How does it feel being a black artist at this time? Does it feel empowering?
It actually does feel empowering. It feels like a great window of opportunity, especially for someone like me, because I feel like growing up where I grew up, I just took a different path. I spoke a certain way and because I spoke a certain way, there were times where I didn’t really fit in here and I didn’t fit in on the other side either. I was somewhere in the middle, and never really had the courage to understand that this was actually cool. So now it’s a great time to look around and say, ‘Hey you should actually be proud of who you are.’ It has been really empowering to just see so much history coming to light.
Did you find music or did music find you?
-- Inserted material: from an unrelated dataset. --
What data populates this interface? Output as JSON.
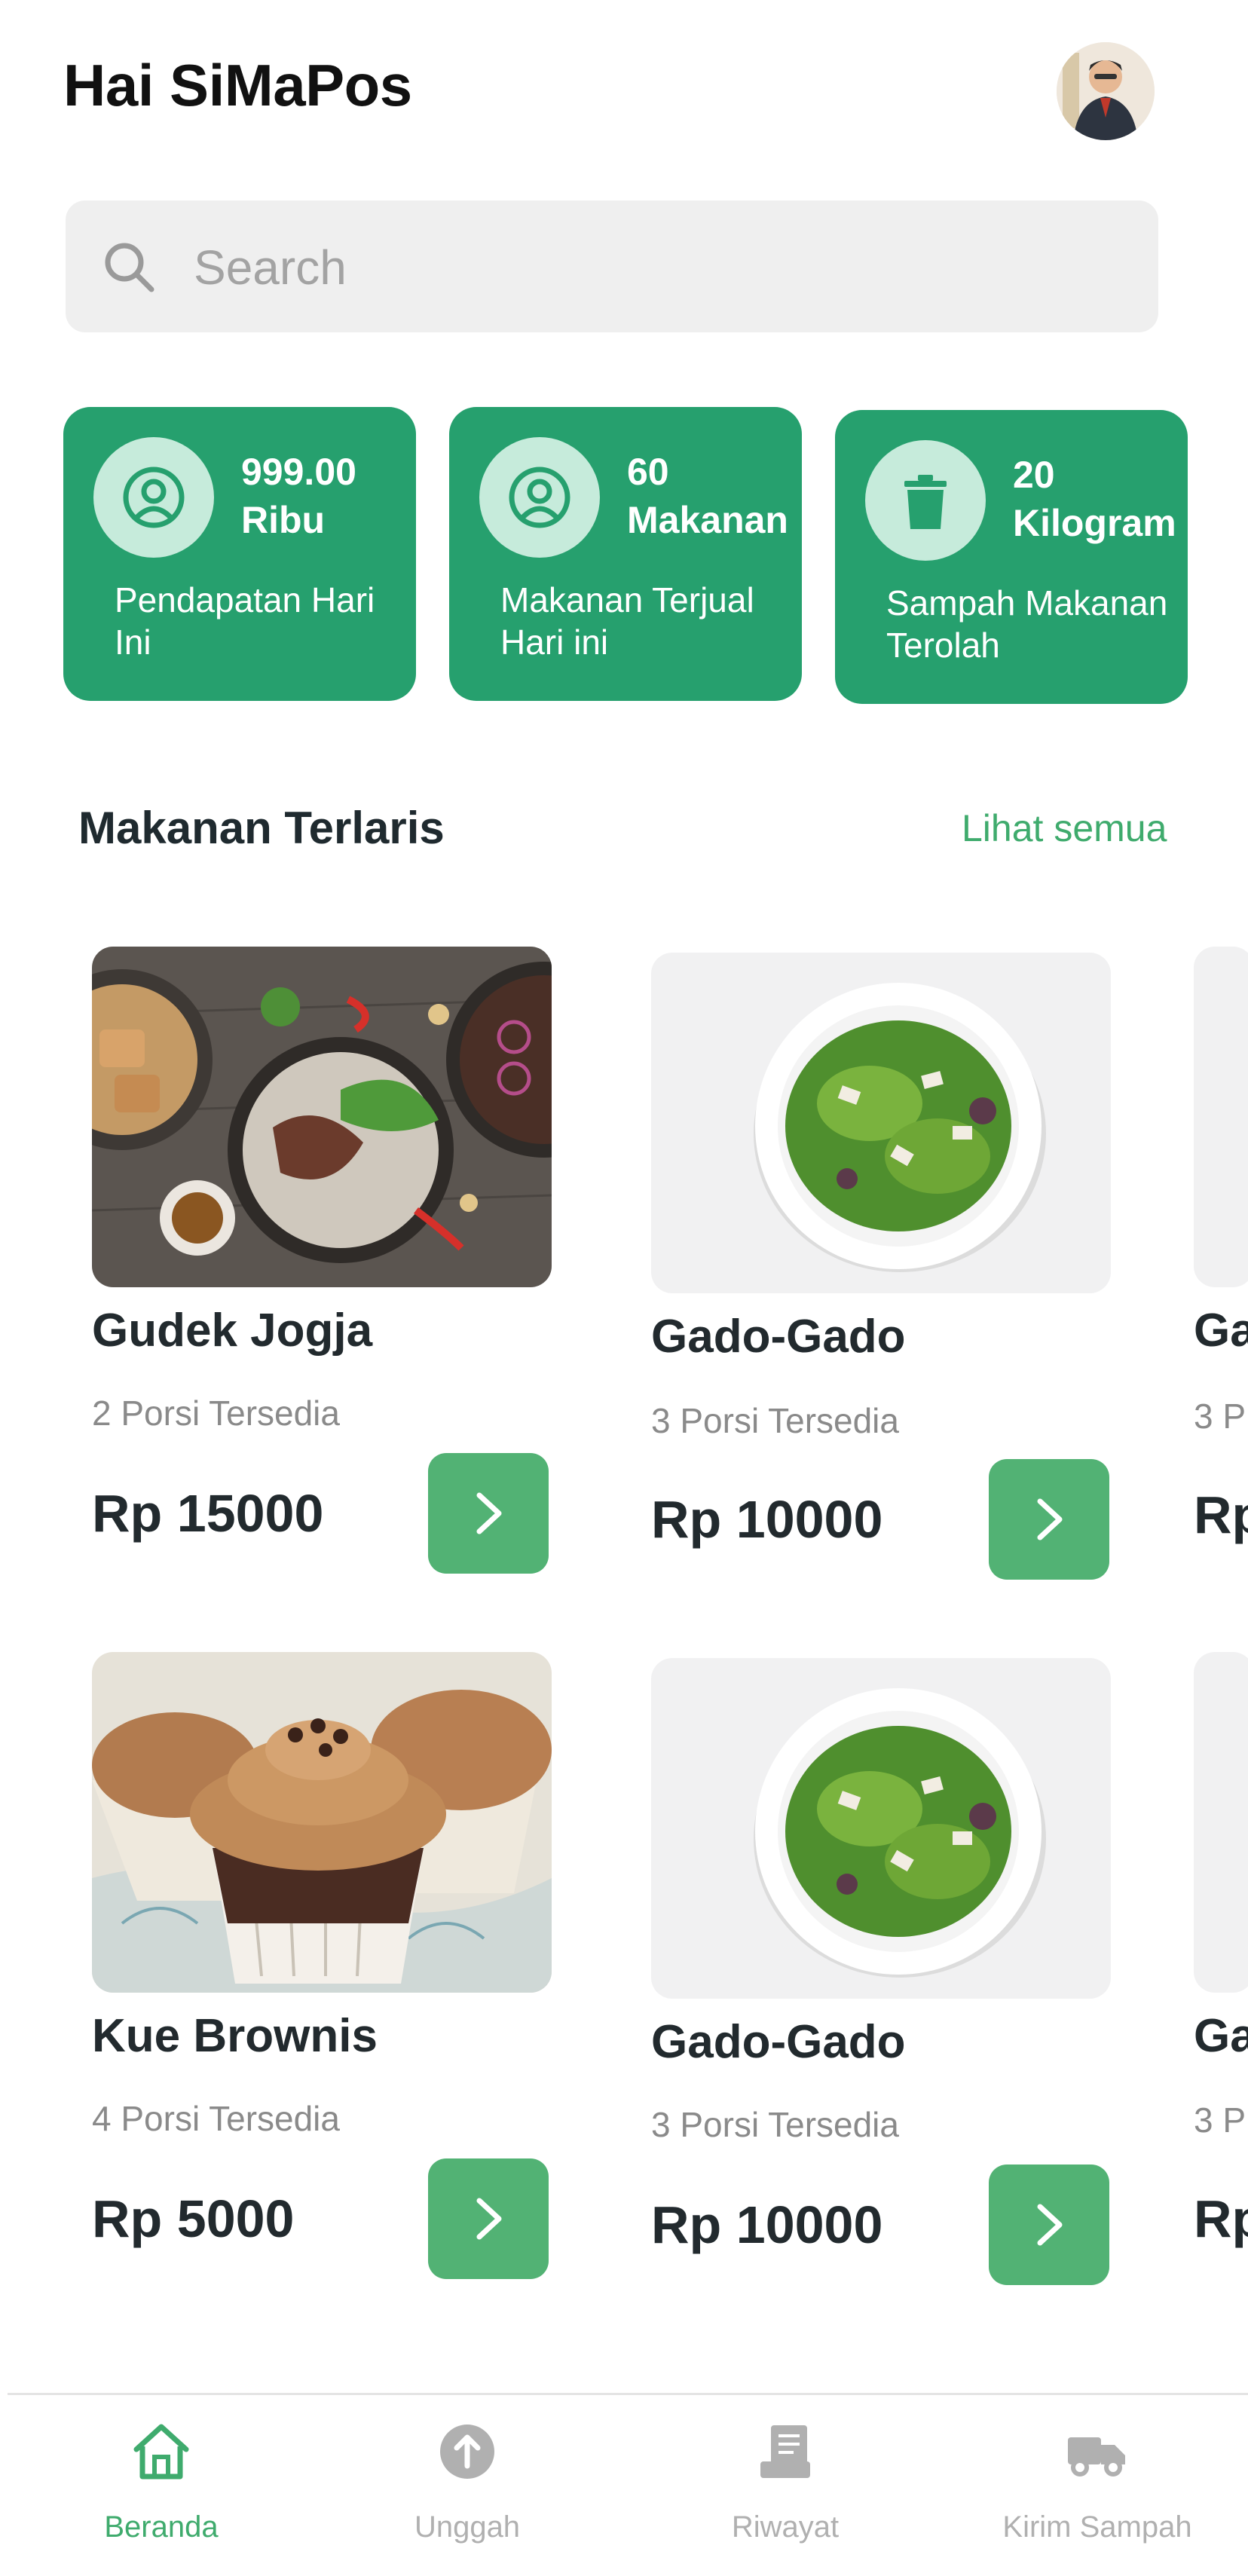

Well, my dad just found me eight months ago on Facebook. He told me he was a guitarist for 30 years. I didn’t know that so I just found that out. But to keep me out of trouble when I was younger, about 11 or 12, my grandmother would make me dress up on Sundays and go to church so she put me in classical piano and told me to join the choir. And in the choir, I would never sing. I would just sway and pretend I was singing. But I ended up playing keys for the choir and that’s when at the church when everyone used to jam I used to freestyle over the chord progressions I would have. So at that time, I knew that I wanted to sing but I didn’t really truly start singing until about five years ago. Before it was just all writing so it’s cool to finally have the courage to use the tone that you have.
It’s crazy witnessing you in action, it’s so pure. When you sing, it’s very little thought, it’s just coming from inside. It’s like true artists can tap into something and I think anyone can, but it takes a lot of time, fearlessness, and belief in yourself and belief in something greater.
How do you feel your name has influenced your life?
Well, in the beginning, it was interesting just being in school but it got cooler once sixth grade hit. It got cooler but I had to use it the right way, such a real responsibility. My aunt used to always say, “You have to live from this place, to project this from you.” So, I feel it has been a big long life lesson of mine. How to love properly. For anybody just on a day to day basis, how to love yourself is one big process so I feel like my mom naming me that has been something just written. I’m still coming to terms with how to understand it, what it means. It feels like a forever never-ending journey.
Watch the documentary below: